**PROBLEM TO WORK ON**
Retrieve every line of the data holding the word "Item".

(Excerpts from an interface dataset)
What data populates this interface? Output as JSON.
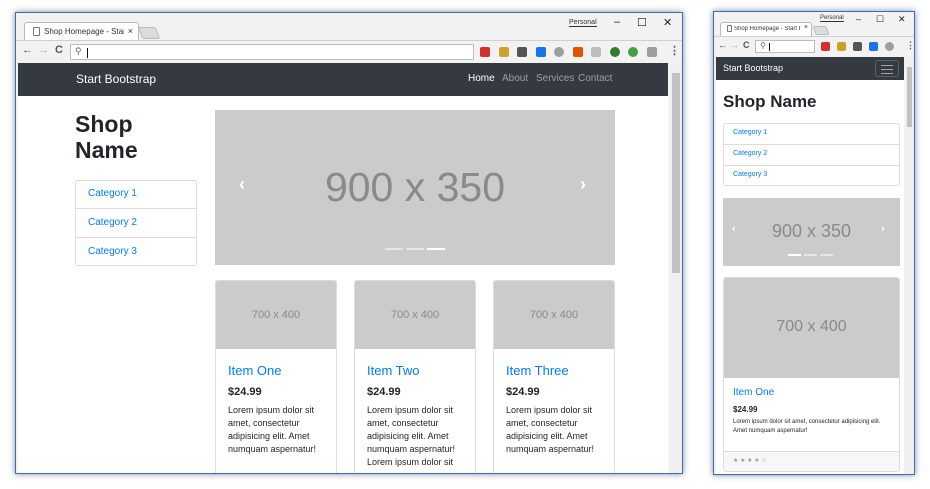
{
  "browser": {
    "tab_title": "Shop Homepage - Start Bootstrap",
    "tab_close": "×",
    "profile": "Personal",
    "minimize": "–",
    "maximize": "☐",
    "close": "✕",
    "back": "←",
    "forward": "→",
    "reload": "C",
    "search_glyph": "🔍",
    "menu": "⋮",
    "extensions": [
      {
        "name": "ext-red",
        "color": "#d32f2f"
      },
      {
        "name": "ext-folder",
        "color": "#c9a227"
      },
      {
        "name": "ext-k",
        "color": "#555555"
      },
      {
        "name": "ext-translate",
        "color": "#1a73e8"
      },
      {
        "name": "ext-circle",
        "color": "#9e9e9e"
      },
      {
        "name": "ext-arc",
        "color": "#e65100"
      },
      {
        "name": "ext-gray",
        "color": "#bdbdbd"
      },
      {
        "name": "ext-green-c",
        "color": "#2e7d32"
      },
      {
        "name": "ext-green-dot",
        "color": "#43a047"
      },
      {
        "name": "ext-puzzle",
        "color": "#9e9e9e"
      }
    ]
  },
  "site": {
    "brand": "Start Bootstrap",
    "nav": [
      "Home",
      "About",
      "Services",
      "Contact"
    ],
    "heading": "Shop Name",
    "categories": [
      "Category 1",
      "Category 2",
      "Category 3"
    ],
    "carousel": {
      "label": "900 x 350",
      "prev": "‹",
      "next": "›",
      "slides": 3,
      "active_slide": 3
    },
    "products": [
      {
        "image": "700 x 400",
        "title": "Item One",
        "price": "$24.99",
        "text": "Lorem ipsum dolor sit amet, consectetur adipisicing elit. Amet numquam aspernatur!"
      },
      {
        "image": "700 x 400",
        "title": "Item Two",
        "price": "$24.99",
        "text": "Lorem ipsum dolor sit amet, consectetur adipisicing elit. Amet numquam aspernatur! Lorem ipsum dolor sit"
      },
      {
        "image": "700 x 400",
        "title": "Item Three",
        "price": "$24.99",
        "text": "Lorem ipsum dolor sit amet, consectetur adipisicing elit. Amet numquam aspernatur!"
      }
    ],
    "rating": "★ ★ ★ ★ ☆",
    "mobile_card_text": "Lorem ipsum dolor sit amet, consectetur adipisicing elit. Amet numquam aspernatur!"
  }
}
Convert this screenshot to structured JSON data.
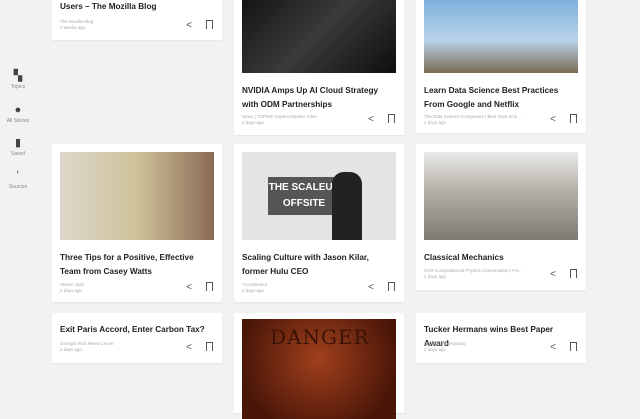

**ANSWER AREA**
        "title": "Item One",
        "title": "Item Two",
        "title": "Item Three",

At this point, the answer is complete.